**What you will do:**
Each entry below should be echoed exactly, with pictures omitted.
Input material Block Start
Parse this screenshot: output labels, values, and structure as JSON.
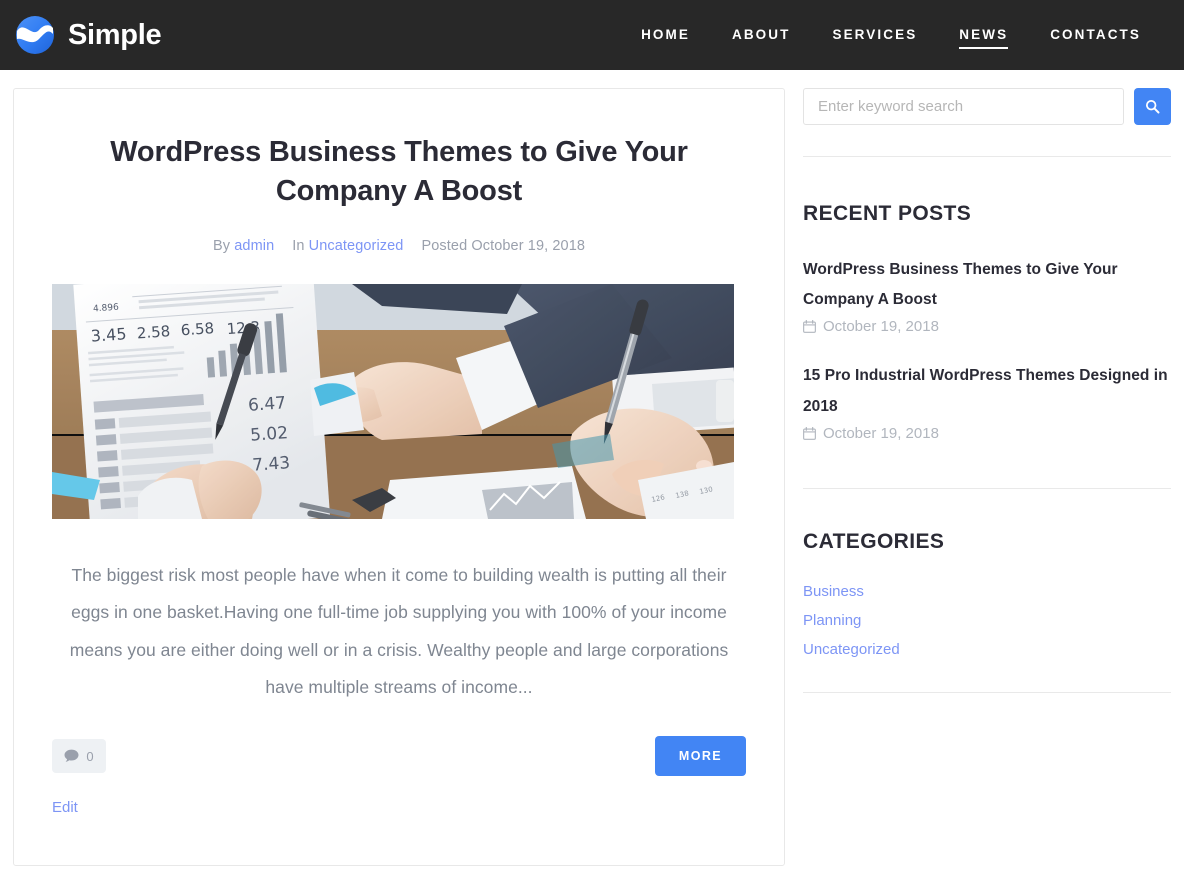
{
  "header": {
    "brand_name": "Simple",
    "logo_icon": "wave-circle-logo-icon",
    "nav": [
      {
        "label": "HOME",
        "active": false
      },
      {
        "label": "ABOUT",
        "active": false
      },
      {
        "label": "SERVICES",
        "active": false
      },
      {
        "label": "NEWS",
        "active": true
      },
      {
        "label": "CONTACTS",
        "active": false
      }
    ]
  },
  "post": {
    "title": "WordPress Business Themes to Give Your Company A Boost",
    "meta": {
      "by_label": "By",
      "author": "admin",
      "in_label": "In",
      "category": "Uncategorized",
      "posted_label": "Posted",
      "date": "October 19, 2018"
    },
    "featured_image_alt": "Business people reviewing financial charts and documents at a desk",
    "excerpt": "The biggest risk most people have when it come to building wealth is putting all their eggs in one basket.Having one full-time job supplying you with 100% of your income means you are either doing well or in a crisis. Wealthy people and large corporations have multiple streams of income...",
    "comment_count": "0",
    "comment_icon": "speech-bubble-icon",
    "more_label": "MORE",
    "edit_label": "Edit"
  },
  "sidebar": {
    "search": {
      "placeholder": "Enter keyword search",
      "value": "",
      "button_icon": "search-icon"
    },
    "recent_posts": {
      "title": "RECENT POSTS",
      "items": [
        {
          "title": "WordPress Business Themes to Give Your Company A Boost",
          "date": "October 19, 2018",
          "date_icon": "calendar-icon"
        },
        {
          "title": "15 Pro Industrial WordPress Themes Designed in 2018",
          "date": "October 19, 2018",
          "date_icon": "calendar-icon"
        }
      ]
    },
    "categories": {
      "title": "CATEGORIES",
      "items": [
        {
          "label": "Business"
        },
        {
          "label": "Planning"
        },
        {
          "label": "Uncategorized"
        }
      ]
    }
  },
  "colors": {
    "header_bg": "#282828",
    "accent": "#4285f4",
    "link": "#7d95f5",
    "heading": "#2b2b36",
    "muted": "#9aa0ac"
  }
}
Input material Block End
**Answer:**
Parse this screenshot: output labels, values, and structure as JSON.
{
  "header": {
    "brand_name": "Simple",
    "logo_icon": "wave-circle-logo-icon",
    "nav": [
      {
        "label": "HOME",
        "active": false
      },
      {
        "label": "ABOUT",
        "active": false
      },
      {
        "label": "SERVICES",
        "active": false
      },
      {
        "label": "NEWS",
        "active": true
      },
      {
        "label": "CONTACTS",
        "active": false
      }
    ]
  },
  "post": {
    "title": "WordPress Business Themes to Give Your Company A Boost",
    "meta": {
      "by_label": "By",
      "author": "admin",
      "in_label": "In",
      "category": "Uncategorized",
      "posted_label": "Posted",
      "date": "October 19, 2018"
    },
    "featured_image_alt": "Business people reviewing financial charts and documents at a desk",
    "excerpt": "The biggest risk most people have when it come to building wealth is putting all their eggs in one basket.Having one full-time job supplying you with 100% of your income means you are either doing well or in a crisis. Wealthy people and large corporations have multiple streams of income...",
    "comment_count": "0",
    "comment_icon": "speech-bubble-icon",
    "more_label": "MORE",
    "edit_label": "Edit"
  },
  "sidebar": {
    "search": {
      "placeholder": "Enter keyword search",
      "value": "",
      "button_icon": "search-icon"
    },
    "recent_posts": {
      "title": "RECENT POSTS",
      "items": [
        {
          "title": "WordPress Business Themes to Give Your Company A Boost",
          "date": "October 19, 2018",
          "date_icon": "calendar-icon"
        },
        {
          "title": "15 Pro Industrial WordPress Themes Designed in 2018",
          "date": "October 19, 2018",
          "date_icon": "calendar-icon"
        }
      ]
    },
    "categories": {
      "title": "CATEGORIES",
      "items": [
        {
          "label": "Business"
        },
        {
          "label": "Planning"
        },
        {
          "label": "Uncategorized"
        }
      ]
    }
  },
  "colors": {
    "header_bg": "#282828",
    "accent": "#4285f4",
    "link": "#7d95f5",
    "heading": "#2b2b36",
    "muted": "#9aa0ac"
  }
}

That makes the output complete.